Establishing a Relationship with the Government

When researching and planning your launch, it is usually advisable to talk to the government. To have government allies on board with your plans and intentions from the very beginning could be invaluable. It is more likely that your organization will be listened to and trusted. This may also reduce obstacles encountered down the line – such as when processing bureaucratic registration requirements, when negotiating the resolution of individual cases, or when later lobbying for policy change. In addition, your organization may be invited to working groups and other governmental spaces where there is potential to influence.

Therefore, this section will provide some practical advice on how to strategically position and frame your organization’s work in a way that fosters a trusting and effective working relationship with the government. Keep in mind, however, that there might be times where it is wise to not introduce yourself to the government, especially with hostile governments. In this case, you might choose to work under the radar.

Before you are registered, your interaction with government officials essentially constitutes your first ‘advocacy strategy’: you are advocating for the ability to get registered in a way that does not compromise what you are trying to achieve. You do not want to agree to register in such a way that you are forced to give up core issues. Therefore, you must attempt to frame your work in a manner that will be effective in relationships with authorities.

It is important to identify the actors and decision makers within the government that will influence your work, and then target these stakeholders to build a relationship. Remember that ‘the government’ is not one actor: different branches of the government may contradict each other and have different attitudes towards your organization and its goals. Therefore, it is important to identify friendly official government actors and individuals who might also be potential allies.

 Consider the composition of your board. Your board can be a great resource to help build relationships in the community. Having contacts and networks may even be an explicit requirement when selecting new board members.
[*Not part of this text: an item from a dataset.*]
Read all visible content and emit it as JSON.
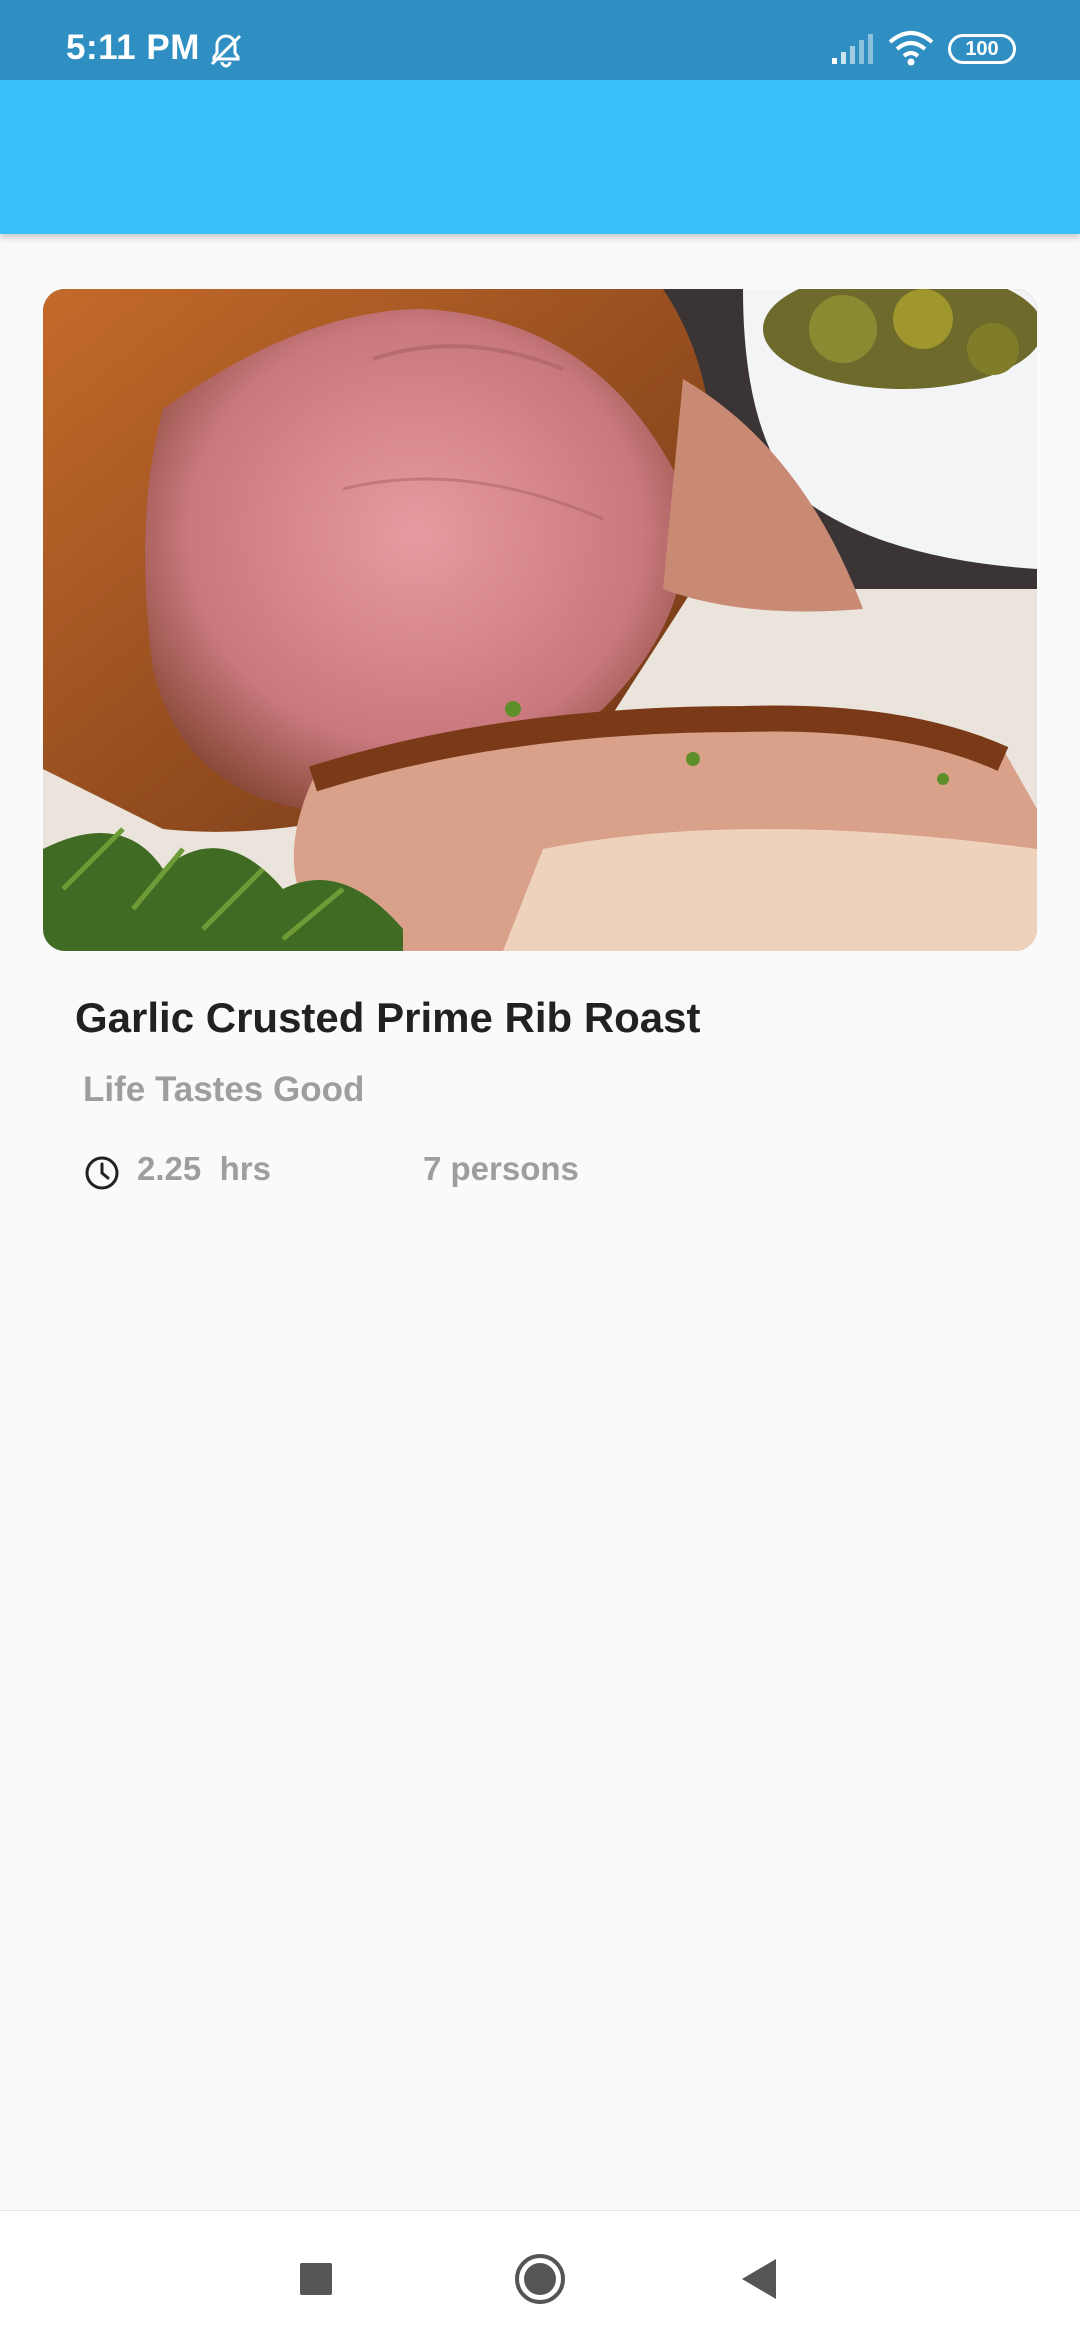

Governments are more likely to be responsive and open if they perceive your organization as serving their interests. When establishing a relationship with the government for the first time or re-orienting an existing relationship, keep your audience in mind, and remember that you may need to be judicious about describing your plans. Being judicious is particularly important before your organization’s registration has been secured. For example, if you know that the government is going to be sensitive to a new organization promoting refugee rights – and if it is likely that your organization is going to challenge state violations of refugee rights – then you need to be strategic in how you present yourself to the government during your presentation.
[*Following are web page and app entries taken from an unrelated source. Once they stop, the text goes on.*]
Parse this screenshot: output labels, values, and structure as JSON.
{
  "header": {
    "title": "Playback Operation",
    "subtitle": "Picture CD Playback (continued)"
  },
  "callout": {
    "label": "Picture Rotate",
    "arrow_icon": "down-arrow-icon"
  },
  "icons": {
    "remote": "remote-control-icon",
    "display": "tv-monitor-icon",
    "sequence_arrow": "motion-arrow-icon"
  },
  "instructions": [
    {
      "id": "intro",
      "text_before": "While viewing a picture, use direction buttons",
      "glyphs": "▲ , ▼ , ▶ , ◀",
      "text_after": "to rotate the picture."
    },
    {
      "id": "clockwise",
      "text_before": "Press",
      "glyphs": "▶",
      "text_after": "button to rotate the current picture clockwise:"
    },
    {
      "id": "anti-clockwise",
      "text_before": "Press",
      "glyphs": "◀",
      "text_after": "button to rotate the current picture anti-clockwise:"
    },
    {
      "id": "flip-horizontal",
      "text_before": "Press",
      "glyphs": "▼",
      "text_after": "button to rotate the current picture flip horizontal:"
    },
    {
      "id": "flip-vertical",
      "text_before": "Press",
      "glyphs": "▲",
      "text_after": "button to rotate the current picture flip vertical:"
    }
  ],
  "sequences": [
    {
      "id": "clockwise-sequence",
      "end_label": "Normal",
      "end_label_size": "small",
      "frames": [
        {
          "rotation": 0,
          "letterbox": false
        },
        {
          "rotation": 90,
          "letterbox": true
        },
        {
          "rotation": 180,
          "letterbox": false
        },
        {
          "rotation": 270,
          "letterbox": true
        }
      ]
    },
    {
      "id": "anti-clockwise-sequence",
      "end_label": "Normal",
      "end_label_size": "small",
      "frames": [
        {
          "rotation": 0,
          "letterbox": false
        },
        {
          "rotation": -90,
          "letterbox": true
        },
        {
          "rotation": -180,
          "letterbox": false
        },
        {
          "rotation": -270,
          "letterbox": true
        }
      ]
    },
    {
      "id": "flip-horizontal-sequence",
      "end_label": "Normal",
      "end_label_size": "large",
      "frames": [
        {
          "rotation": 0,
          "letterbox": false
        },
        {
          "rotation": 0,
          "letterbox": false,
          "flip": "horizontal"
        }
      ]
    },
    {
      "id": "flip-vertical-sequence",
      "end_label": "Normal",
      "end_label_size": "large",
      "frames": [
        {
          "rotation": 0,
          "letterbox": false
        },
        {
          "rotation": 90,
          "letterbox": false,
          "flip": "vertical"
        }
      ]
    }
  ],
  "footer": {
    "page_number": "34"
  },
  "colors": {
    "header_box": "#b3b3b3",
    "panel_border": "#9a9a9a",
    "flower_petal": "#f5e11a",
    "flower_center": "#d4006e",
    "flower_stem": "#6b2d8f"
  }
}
Specifically, compare these two statements:

  1. “We are going to help people understand your processes, so as not to waste your time”
  2. “We are going to seek redress for refugees in the courts.”

The first sentence, stating how you are going to benefit the government, is much less combative than the second statement, which outlines that you will be challenging them. In all of your communications, but especially when you are building your image at first, be careful and think about the message that you are communicating to your audience.

In addition, always remember to learn and respect local customs when interacting with government actors, particularly if you are an outsider who may be viewed with suspicion or disinterest. For example, in some countries, you might not demand or strongly request government officials to do something even if it is a part of their job. Flattery and use of personal relationships could be a more effective way to get things done by the government, rather than reminding them of their responsibilities and lodging an official complaint if they do not act.

For more information on identifying beneficial government actors and tips for building a relationship diagram, refer to Advocacy with Governments page within the Policy Advocacy section.